The third meeting of our graduate diversity & ethics class went by quickly. I broke the students into small groups of 5-6 to discuss ethical considerations of competition and mutual aid in two contexts: academic research and graduate studies – students took part in two 15min discussions – one for each context, using the following questions as a guide:
- When is mutual aid beneficial?
- When is mutual aid detrimental?
- When is competition beneficial?
- When is competition detrimental?
- Can mutual aid result in ethical violations?
- How can ethical violations be avoided in the practice of mutual aid?
- Can competition result in ethical violations?
- How can ethical violations be avoided in the practice of competition?
After the two discussions, we had some class-wide discussion which I hoped to use as a consolidation of ideas. If anything, it was very interesting to see the contrast between the small group comments and the larger conversation. I hovered over the small-group discussions and got a sampling of the student conversations which seemed quite balanced (equal time spent on discussing mutual aid and competition) whereas the focus ended up on competition in the class-wide comments. I’m not going to take too much meaning from this, because I think I could improve my skills as a facilitator. It also seemed to me that a majority of the students actively participated in the small-group discussions, whereas only a few voices were heard during the class-wide comments (and those voiced were male dominated). I’m not sure that I could perfectly facilitate a conversation along those lines, but I think I will seek out other ways to summarize small-group discussions to the larger group that may equalize the presentation of ideas. Here the summaries were more for my own interest, since every student participated in the same discussions (and this won’t be the case in future classes). In retrospect, it might be interesting to break this conversation in two: small group discussions on competition vs. mutual aid as a student and a panel (by those more experienced in academic research than incoming graduate students are likely to be) to discuss the same idea in the context of academic research.

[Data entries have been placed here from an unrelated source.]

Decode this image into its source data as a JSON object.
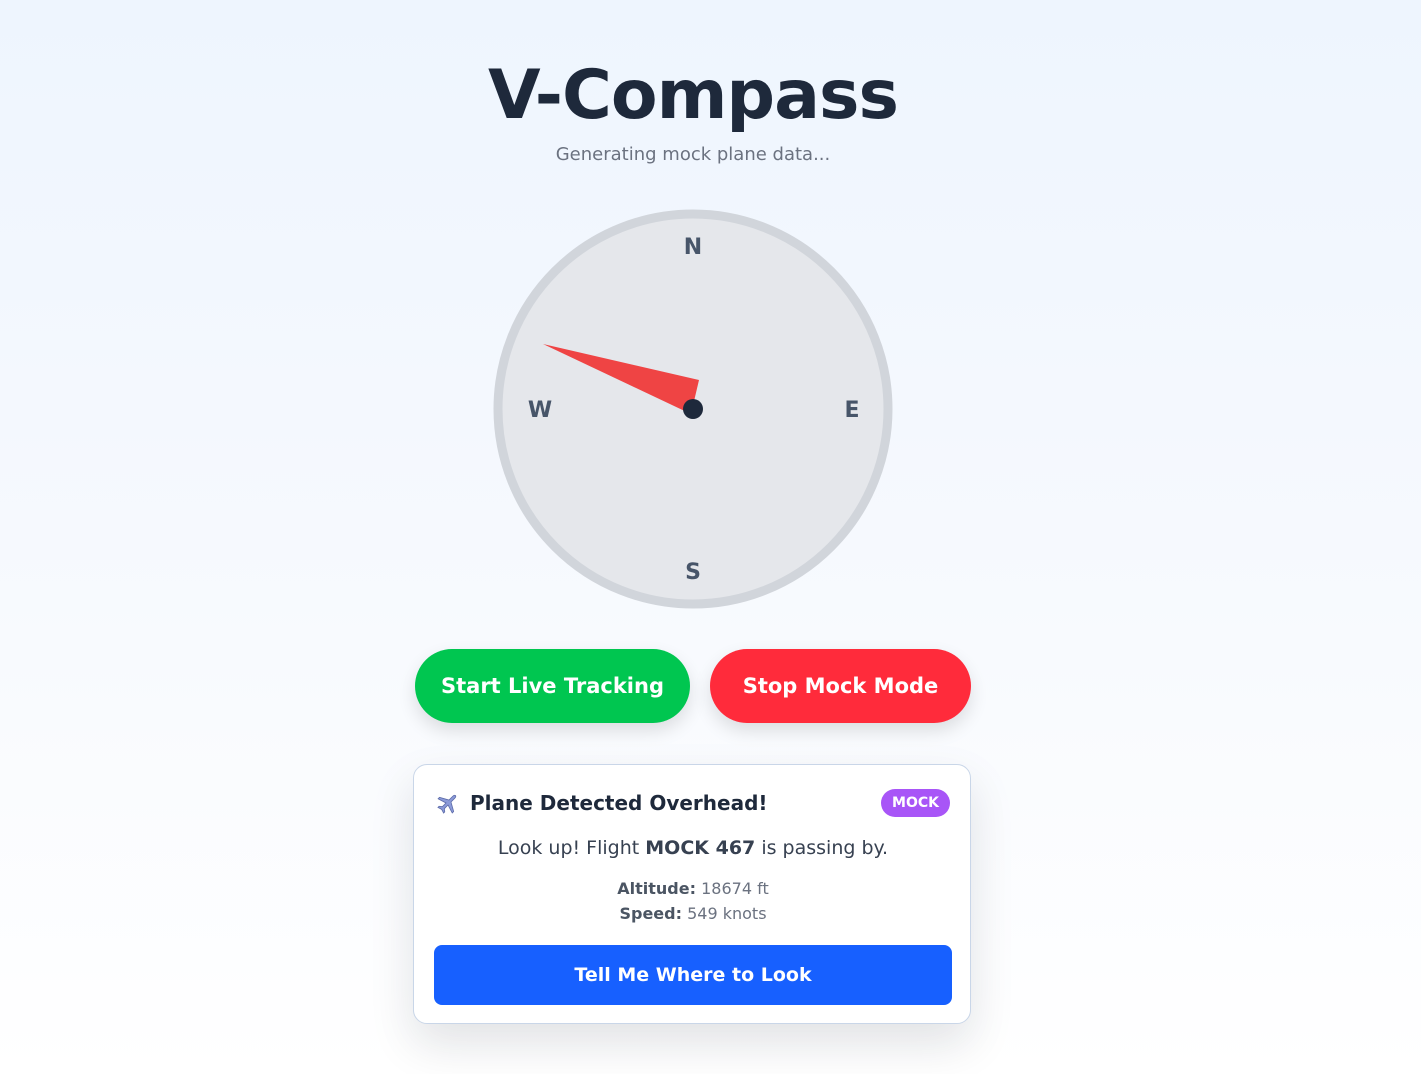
{
  "header": {
    "title": "V-Compass",
    "subtitle": "Generating mock plane data..."
  },
  "compass": {
    "north": "N",
    "east": "E",
    "south": "S",
    "west": "W",
    "needle_color": "#ef4444"
  },
  "controls": {
    "live_label": "Start Live Tracking",
    "stop_label": "Stop Mock Mode",
    "live_color": "#00c650",
    "stop_color": "#ff2b3b"
  },
  "card": {
    "icon": "airplane-icon",
    "title": "Plane Detected Overhead!",
    "badge": "MOCK",
    "msg_prefix": "Look up! Flight ",
    "flight": "MOCK 467",
    "msg_suffix": " is passing by.",
    "altitude_label": "Altitude:",
    "altitude_value": "18674 ft",
    "speed_label": "Speed:",
    "speed_value": "549 knots",
    "look_label": "Tell Me Where to Look",
    "accent": "#1760ff"
  }
}
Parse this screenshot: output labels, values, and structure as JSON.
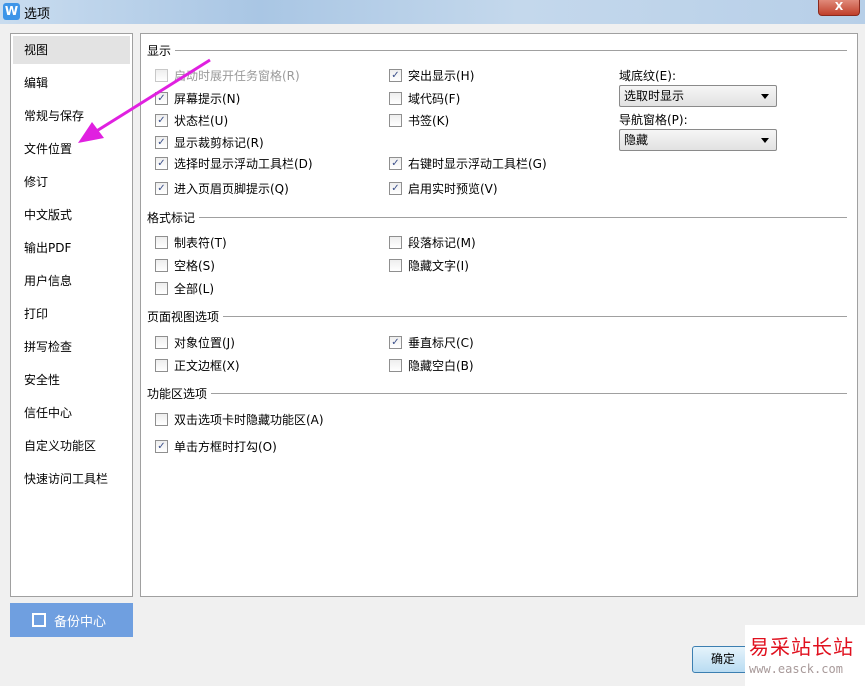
{
  "window": {
    "title": "选项",
    "close": "X",
    "app_icon": "W"
  },
  "nav": {
    "items": [
      "视图",
      "编辑",
      "常规与保存",
      "文件位置",
      "修订",
      "中文版式",
      "输出PDF",
      "用户信息",
      "打印",
      "拼写检查",
      "安全性",
      "信任中心",
      "自定义功能区",
      "快速访问工具栏"
    ],
    "selected": "视图"
  },
  "display": {
    "title": "显示",
    "col1": [
      {
        "label": "启动时展开任务窗格(R)",
        "checked": false,
        "disabled": true
      },
      {
        "label": "屏幕提示(N)",
        "checked": true
      },
      {
        "label": "状态栏(U)",
        "checked": true
      },
      {
        "label": "显示裁剪标记(R)",
        "checked": true
      },
      {
        "label": "选择时显示浮动工具栏(D)",
        "checked": true
      },
      {
        "label": "进入页眉页脚提示(Q)",
        "checked": true
      }
    ],
    "col2": [
      {
        "label": "突出显示(H)",
        "checked": true
      },
      {
        "label": "域代码(F)",
        "checked": false
      },
      {
        "label": "书签(K)",
        "checked": false
      },
      {
        "label": "右键时显示浮动工具栏(G)",
        "checked": true
      },
      {
        "label": "启用实时预览(V)",
        "checked": true
      }
    ],
    "field_shading_label": "域底纹(E):",
    "field_shading_value": "选取时显示",
    "nav_pane_label": "导航窗格(P):",
    "nav_pane_value": "隐藏"
  },
  "format": {
    "title": "格式标记",
    "items": [
      {
        "label": "制表符(T)",
        "checked": false
      },
      {
        "label": "段落标记(M)",
        "checked": false
      },
      {
        "label": "空格(S)",
        "checked": false
      },
      {
        "label": "隐藏文字(I)",
        "checked": false
      },
      {
        "label": "全部(L)",
        "checked": false
      }
    ]
  },
  "page_view": {
    "title": "页面视图选项",
    "items": [
      {
        "label": "对象位置(J)",
        "checked": false
      },
      {
        "label": "垂直标尺(C)",
        "checked": true
      },
      {
        "label": "正文边框(X)",
        "checked": false
      },
      {
        "label": "隐藏空白(B)",
        "checked": false
      }
    ]
  },
  "ribbon": {
    "title": "功能区选项",
    "items": [
      {
        "label": "双击选项卡时隐藏功能区(A)",
        "checked": false
      },
      {
        "label": "单击方框时打勾(O)",
        "checked": true
      }
    ]
  },
  "backup_label": "备份中心",
  "ok_label": "确定",
  "watermark": {
    "text": "易采站长站",
    "url": "www.easck.com"
  },
  "colors": {
    "arrow": "#e020e0",
    "backup": "#6f9fe0"
  }
}
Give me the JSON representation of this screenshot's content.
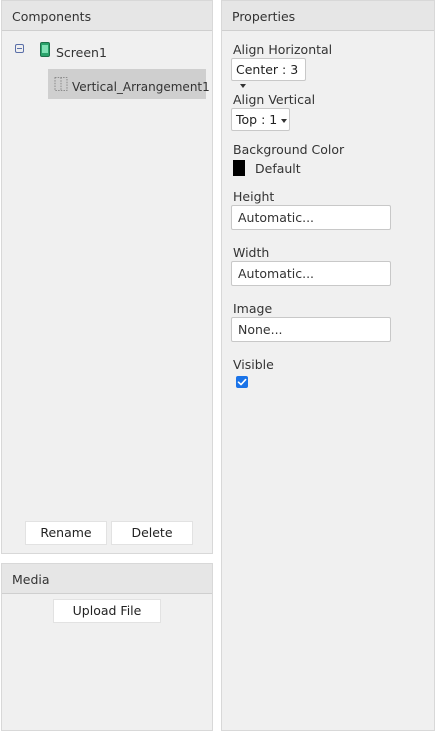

I had intended to talk more practically about department testing and qualifying exam requirements in the context of when “cheating” is not allowed and when collaboration is expected or encouraged, but 50 minutes goes by quickly. I would also like to have more input from my colleagues on this point, because my understanding of the expectations may not be as representative as I think. I did ask the students to listen to Computer or Human? to spur a discussion about when is your work considered your own, which would have been interesting …
The first short assignment was also due, in which I asked students for a contemporary example of discrimination resulting from research, development or technology in ECE or CS, with a paragraph each summarizing the discrimination that occurred (or is occurring) and their reaction to this discrimination. There were a number of examples of gender and age discrimination in the tech sector, with heartfelt consideration of the negative impacts. There were a few articles with an international perspective on gender discrimination, with an example of some very explicit gender discrimination, including about a law in Iran that provides more seats to men to major in engineering than woman. There were a few examples of technological development resulting in discrimination, for example in the ‘gig economy’ which can result in worse labor rights for low-income workers. Overall, it provided an interesting sampling of discrimination and student perspectives thereon. I’ll be asking for a similar submission at the end of quarter, but will reword the ask to push the students a little further.